It’s important to note the wrists are a source of power, only use them when you have to around the greens. If you hinge your wrists, which is great for lots of shots, you must unhinge them. This unhinging creates power. Creating power around the greens can lead to exploding shots over the green and last-second decelerations. This is why I don’t recommend using your wrists much around the greens.
To summarize, keep is simple around the greens. Hit it low when you can and only high when you have to. Keeping the wrists relatively quiet allows for a simpler more repeatable motion for chip shots. If you’re looking for someone on Tour to emulate for these shots, watch Steve Stricker. His chipping and pitching motion is very simple, but extremely effective. He’s consistently one of the best in the game with a wedge in his hand.
Good luck and thanks for reading!
CHANGE TEE HEIGHTS FOR DIFFERENT TEE SHOTS
Nowadays, there are a variety of tees to choose from for your game. Some are designed to tee the ball as high as possible, some are for par 3 shots, and others are made to last longer. Choosing the type of tee is a personal preference, but today I’m going to explain how changing the height of your tee for tee shots can affect your shots.
I personally change my tee height for certain shots. I tee it high for draws, medium for fades, and low for accuracy. You may wonder why I don’t choose the same tee height for all shots, but there are valid reasons why I change the height for different shots.
First, it’s important to note that the size of drivers are very large now so most golfers would benefit teeing it pretty high, if in doubt. Second, it’s been proven through data from launch monitors such as Trackman that in order to hit a draw, your club should be swinging in-to-out and on an upward path. This is very difficult to do teeing it low. So, tee hit high to hit more draws.
For fading the ball off the tee, I’d recommend teeing the ball about even with the center of the clubface when the club is lying on the ground. This will encourage a straighter and more level swing path which makes it easier to fade the ball. You can certainly fade the ball teeing it high, but many find it easier from a lower height.
The last type of tee height I use is teeing it low, about an inch off the ground. This is a personal preference, but it’s something a lot of better players use to hit it more accurately. For me, I use this tee height on tighter holes or on days I’m not swinging my best. It allows me to swing more within myself and through the ball better. I may lose a little distance, but I gain confidence knowing I’ll be in the fairway more often. The key for using this tee height is to not hit down on the ball. Use a sweeping motion which keeps the clubhead level through impact.
Practice changing your tee heights when you go to the practice range and on the course. You may find that teeing it high all the time is best for you. Or you may find that teeing it level with the center of the clubface makes it easier for you to hit the ball more solid. What works for some may not work for others, but the key is to find what works best for you. A little trial and error can go a long way towards hitting more fairways in the future.
Good luck and thanks for reading!
Tee Behind-The-Ball Putting Drill
Here’s a simple drill that will get your ball rolling better on the greens. Place a tee almost all the way into the green with about a 1/4 inch left above the surface. Next, place a ball right up to the tee on the hole-side of the tee. Then, place your putter behind the tee and hit some putts without striking the tee.
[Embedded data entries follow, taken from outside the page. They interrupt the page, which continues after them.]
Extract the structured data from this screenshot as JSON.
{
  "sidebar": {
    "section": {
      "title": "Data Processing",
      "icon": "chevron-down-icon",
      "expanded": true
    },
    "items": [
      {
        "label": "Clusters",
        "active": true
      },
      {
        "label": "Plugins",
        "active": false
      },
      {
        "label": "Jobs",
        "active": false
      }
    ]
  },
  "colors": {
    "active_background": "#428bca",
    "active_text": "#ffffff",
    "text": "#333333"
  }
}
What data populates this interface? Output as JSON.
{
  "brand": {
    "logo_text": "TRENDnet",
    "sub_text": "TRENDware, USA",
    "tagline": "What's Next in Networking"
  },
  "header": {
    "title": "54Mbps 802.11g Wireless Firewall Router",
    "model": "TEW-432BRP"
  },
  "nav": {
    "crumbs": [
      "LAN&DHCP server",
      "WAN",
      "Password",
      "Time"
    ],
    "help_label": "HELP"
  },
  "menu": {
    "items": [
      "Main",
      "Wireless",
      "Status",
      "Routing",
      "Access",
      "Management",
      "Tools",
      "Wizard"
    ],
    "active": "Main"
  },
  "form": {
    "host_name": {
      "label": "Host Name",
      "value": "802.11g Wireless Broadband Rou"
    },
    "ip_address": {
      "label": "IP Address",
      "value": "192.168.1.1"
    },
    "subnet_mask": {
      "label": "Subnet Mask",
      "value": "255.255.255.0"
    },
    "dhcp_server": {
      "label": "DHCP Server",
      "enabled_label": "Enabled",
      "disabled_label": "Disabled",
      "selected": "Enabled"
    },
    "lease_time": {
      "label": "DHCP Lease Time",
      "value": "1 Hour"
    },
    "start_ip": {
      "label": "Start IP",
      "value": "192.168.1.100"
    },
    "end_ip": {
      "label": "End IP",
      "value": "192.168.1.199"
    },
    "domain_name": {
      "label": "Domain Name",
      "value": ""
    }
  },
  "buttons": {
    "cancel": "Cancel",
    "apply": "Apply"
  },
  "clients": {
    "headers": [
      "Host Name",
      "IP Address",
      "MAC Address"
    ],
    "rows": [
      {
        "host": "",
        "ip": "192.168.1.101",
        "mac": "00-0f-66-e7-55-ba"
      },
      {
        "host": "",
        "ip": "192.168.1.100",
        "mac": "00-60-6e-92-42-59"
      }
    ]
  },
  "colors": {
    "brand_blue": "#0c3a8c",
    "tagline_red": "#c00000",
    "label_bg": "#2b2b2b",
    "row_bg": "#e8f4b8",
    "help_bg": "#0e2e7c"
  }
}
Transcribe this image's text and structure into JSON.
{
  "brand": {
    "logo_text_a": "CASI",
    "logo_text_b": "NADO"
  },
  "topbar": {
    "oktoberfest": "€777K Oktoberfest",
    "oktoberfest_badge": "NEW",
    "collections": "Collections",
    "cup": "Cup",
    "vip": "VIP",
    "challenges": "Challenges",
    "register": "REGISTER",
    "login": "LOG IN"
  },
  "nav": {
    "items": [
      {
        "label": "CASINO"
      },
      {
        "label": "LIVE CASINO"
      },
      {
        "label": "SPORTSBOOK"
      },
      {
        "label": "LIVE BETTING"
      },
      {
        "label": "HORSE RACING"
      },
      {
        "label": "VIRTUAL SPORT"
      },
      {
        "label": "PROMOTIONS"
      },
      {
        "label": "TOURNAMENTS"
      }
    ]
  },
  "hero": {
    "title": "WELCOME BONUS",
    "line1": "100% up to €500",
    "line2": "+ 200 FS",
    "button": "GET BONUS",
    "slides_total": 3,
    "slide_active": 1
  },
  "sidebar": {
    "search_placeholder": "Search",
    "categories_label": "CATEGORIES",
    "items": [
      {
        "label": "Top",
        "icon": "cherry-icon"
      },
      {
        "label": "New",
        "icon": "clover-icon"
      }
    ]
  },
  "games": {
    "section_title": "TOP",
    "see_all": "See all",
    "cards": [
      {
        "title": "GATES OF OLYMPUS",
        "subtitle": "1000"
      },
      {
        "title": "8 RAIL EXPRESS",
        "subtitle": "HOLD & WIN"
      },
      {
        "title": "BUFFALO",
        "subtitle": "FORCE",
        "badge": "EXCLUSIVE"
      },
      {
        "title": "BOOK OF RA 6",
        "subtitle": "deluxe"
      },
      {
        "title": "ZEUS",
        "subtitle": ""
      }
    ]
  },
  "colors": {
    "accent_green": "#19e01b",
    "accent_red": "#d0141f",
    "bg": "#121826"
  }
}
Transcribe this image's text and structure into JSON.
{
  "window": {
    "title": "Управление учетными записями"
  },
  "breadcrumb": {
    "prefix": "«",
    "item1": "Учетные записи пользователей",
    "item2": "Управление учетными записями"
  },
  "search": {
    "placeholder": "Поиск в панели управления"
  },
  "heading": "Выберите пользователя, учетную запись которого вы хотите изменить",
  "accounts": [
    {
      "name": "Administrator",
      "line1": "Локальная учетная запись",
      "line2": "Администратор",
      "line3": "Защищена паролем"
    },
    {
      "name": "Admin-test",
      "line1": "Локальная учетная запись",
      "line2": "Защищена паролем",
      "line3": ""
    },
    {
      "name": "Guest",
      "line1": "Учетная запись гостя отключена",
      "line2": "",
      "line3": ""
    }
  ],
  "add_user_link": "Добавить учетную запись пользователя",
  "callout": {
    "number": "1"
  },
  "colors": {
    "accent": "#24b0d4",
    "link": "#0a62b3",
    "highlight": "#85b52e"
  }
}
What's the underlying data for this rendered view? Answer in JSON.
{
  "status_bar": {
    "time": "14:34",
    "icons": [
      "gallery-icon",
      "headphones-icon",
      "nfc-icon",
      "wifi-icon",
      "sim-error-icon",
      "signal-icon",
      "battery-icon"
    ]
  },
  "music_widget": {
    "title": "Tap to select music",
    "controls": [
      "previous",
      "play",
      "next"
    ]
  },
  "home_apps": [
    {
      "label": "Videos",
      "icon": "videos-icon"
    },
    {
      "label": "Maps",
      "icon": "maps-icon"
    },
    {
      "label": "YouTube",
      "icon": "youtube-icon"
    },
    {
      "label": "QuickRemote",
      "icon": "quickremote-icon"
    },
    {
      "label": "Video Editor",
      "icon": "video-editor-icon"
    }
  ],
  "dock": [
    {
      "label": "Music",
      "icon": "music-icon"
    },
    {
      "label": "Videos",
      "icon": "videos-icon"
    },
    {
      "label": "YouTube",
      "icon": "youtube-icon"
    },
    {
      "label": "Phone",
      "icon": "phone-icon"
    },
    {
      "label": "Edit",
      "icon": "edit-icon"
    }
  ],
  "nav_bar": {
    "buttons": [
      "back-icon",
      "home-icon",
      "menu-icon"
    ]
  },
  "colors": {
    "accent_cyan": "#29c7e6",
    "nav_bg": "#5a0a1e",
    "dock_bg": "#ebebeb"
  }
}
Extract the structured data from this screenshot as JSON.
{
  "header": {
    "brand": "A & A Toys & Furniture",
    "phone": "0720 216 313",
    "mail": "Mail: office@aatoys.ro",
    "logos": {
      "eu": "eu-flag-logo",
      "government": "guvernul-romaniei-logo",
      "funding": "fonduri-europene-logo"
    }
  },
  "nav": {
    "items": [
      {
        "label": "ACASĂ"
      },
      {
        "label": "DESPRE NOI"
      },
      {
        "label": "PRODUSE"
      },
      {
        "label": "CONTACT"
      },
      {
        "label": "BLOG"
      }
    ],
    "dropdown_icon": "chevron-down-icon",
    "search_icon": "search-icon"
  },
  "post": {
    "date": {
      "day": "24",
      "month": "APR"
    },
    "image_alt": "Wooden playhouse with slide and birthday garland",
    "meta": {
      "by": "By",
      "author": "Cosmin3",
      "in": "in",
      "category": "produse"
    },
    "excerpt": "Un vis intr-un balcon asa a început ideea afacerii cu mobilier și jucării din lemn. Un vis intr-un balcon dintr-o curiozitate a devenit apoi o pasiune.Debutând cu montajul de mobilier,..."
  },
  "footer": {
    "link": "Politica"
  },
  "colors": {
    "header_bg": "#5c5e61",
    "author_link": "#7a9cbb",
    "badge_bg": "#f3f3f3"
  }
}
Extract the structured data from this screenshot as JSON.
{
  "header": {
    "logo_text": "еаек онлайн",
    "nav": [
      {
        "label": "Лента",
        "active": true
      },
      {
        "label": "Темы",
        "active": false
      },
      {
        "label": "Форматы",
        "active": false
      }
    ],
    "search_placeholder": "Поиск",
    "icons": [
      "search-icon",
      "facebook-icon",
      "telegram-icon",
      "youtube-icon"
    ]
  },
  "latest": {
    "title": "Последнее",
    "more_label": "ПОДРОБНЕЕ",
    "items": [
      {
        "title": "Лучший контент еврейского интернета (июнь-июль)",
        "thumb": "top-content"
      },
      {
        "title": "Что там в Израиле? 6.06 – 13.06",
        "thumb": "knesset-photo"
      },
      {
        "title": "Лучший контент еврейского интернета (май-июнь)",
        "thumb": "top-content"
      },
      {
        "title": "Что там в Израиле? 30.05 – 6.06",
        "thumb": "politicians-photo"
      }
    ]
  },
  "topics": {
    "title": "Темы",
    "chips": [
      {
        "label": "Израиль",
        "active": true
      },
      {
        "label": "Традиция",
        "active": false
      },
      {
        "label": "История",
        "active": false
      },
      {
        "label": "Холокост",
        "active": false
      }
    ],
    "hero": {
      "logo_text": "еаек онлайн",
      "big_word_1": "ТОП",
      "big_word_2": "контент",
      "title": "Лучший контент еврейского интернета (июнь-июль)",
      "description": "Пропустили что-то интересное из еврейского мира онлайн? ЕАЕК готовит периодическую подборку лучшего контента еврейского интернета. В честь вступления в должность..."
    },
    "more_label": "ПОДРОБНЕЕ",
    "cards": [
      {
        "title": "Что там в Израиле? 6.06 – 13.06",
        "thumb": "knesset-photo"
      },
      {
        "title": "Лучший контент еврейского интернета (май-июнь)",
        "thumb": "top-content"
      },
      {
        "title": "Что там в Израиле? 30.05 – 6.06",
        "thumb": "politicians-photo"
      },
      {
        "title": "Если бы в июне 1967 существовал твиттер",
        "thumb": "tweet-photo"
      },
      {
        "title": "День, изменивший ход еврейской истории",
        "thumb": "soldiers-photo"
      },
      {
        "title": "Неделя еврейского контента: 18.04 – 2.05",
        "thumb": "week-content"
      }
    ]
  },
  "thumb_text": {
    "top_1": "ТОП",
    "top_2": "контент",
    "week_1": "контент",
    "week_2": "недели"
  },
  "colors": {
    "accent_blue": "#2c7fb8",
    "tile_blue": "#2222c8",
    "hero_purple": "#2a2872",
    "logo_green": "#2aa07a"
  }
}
This drill will give you instant feedback on whether you typically hit the equator of the ball or not. To get the ball to roll consistently, you need to hit the equator of the ball. If you’re striking the tee, you’re contacting the ball beneath the equator. This will make the ball bounce a lot off the putter face.
Eventually, you will start feeling what you have to do with your stroke to make consistent contact with the equator of the golf ball. This drill should help you strike through your putts, like a tee being driven through the back of the ball, rather than trying to hit up them too much.